++++ Data supplied

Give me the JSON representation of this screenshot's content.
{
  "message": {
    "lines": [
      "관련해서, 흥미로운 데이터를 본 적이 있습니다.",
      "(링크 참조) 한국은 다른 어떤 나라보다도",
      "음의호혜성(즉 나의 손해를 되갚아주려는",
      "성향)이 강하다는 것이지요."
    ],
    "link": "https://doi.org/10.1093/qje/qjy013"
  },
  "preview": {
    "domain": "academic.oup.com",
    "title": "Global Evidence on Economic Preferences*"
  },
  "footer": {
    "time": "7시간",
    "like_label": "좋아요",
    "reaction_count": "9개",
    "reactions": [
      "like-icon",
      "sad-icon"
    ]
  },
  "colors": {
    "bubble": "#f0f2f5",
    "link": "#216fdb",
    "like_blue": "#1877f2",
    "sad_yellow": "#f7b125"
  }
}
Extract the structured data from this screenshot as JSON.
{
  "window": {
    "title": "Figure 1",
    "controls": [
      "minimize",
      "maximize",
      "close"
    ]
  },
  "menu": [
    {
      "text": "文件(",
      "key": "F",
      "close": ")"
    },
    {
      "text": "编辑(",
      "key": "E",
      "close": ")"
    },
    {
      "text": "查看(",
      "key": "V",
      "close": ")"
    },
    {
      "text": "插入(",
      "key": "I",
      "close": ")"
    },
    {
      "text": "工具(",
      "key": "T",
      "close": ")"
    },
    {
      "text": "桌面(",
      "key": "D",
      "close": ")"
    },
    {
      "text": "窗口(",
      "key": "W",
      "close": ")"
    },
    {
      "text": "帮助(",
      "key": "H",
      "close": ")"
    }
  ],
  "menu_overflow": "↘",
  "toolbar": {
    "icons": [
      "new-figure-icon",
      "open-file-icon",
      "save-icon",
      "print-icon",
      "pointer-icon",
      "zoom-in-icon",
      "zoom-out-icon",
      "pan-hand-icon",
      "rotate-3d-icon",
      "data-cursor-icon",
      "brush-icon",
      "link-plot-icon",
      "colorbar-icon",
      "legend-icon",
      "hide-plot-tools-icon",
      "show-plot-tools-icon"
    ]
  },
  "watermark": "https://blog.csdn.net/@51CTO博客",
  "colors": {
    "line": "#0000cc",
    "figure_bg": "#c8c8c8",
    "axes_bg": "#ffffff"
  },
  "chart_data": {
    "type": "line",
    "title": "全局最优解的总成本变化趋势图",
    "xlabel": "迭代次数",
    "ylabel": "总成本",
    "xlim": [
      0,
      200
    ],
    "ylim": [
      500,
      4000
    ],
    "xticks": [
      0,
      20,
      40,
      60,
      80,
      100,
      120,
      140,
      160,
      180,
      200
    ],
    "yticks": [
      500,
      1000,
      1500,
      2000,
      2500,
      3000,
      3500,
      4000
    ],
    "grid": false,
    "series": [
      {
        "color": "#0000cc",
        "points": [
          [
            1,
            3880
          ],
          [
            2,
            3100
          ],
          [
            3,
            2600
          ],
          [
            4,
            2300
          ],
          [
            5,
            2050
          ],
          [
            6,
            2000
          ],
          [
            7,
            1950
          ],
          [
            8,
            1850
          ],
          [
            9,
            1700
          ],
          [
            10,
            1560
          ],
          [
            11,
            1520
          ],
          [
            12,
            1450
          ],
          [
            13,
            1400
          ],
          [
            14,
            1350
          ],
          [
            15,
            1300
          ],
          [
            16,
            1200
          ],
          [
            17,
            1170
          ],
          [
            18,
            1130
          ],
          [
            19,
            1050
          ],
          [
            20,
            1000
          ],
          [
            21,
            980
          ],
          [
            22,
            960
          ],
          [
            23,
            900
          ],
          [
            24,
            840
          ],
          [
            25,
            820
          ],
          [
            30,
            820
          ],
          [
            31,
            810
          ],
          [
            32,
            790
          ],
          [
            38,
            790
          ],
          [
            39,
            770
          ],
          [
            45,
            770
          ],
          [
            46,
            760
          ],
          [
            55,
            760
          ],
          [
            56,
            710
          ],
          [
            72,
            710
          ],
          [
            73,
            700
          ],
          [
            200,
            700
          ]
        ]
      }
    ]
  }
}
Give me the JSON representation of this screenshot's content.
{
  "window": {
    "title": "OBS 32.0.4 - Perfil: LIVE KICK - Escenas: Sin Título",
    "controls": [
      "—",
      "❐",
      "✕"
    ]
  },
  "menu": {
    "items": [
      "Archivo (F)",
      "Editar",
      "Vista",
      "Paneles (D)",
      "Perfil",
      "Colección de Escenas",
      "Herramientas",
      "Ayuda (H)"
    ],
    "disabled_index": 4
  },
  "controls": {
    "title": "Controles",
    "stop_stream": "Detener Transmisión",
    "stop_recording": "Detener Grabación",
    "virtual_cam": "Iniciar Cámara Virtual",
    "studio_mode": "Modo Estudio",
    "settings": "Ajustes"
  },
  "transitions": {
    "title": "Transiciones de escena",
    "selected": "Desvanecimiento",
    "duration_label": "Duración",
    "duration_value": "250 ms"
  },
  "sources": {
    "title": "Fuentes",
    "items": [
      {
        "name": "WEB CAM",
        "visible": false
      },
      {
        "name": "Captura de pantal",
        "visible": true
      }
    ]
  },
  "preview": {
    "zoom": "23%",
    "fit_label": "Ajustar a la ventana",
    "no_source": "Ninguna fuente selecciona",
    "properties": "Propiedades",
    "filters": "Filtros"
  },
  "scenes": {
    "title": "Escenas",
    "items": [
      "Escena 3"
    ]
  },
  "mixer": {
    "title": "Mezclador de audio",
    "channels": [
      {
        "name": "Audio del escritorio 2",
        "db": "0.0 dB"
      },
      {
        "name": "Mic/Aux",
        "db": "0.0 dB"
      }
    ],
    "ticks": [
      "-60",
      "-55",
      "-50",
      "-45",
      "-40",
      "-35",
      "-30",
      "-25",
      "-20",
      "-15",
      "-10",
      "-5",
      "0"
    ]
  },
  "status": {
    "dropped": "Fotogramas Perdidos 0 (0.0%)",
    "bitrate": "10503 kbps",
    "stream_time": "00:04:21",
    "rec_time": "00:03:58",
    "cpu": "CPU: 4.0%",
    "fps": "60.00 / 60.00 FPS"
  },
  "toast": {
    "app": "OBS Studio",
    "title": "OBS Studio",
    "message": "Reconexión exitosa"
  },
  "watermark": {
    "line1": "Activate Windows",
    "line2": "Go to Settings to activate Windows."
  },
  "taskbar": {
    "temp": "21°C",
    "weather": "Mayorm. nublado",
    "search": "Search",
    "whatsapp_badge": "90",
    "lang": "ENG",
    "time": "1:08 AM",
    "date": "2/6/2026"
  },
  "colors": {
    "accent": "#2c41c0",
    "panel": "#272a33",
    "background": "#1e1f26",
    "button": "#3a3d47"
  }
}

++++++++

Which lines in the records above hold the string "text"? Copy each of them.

### Result of this task
      "text": "文件(",
      "text": "编辑(",
      "text": "查看(",
      "text": "插入(",
      "text": "工具(",
      "text": "桌面(",
      "text": "窗口(",
      "text": "帮助(",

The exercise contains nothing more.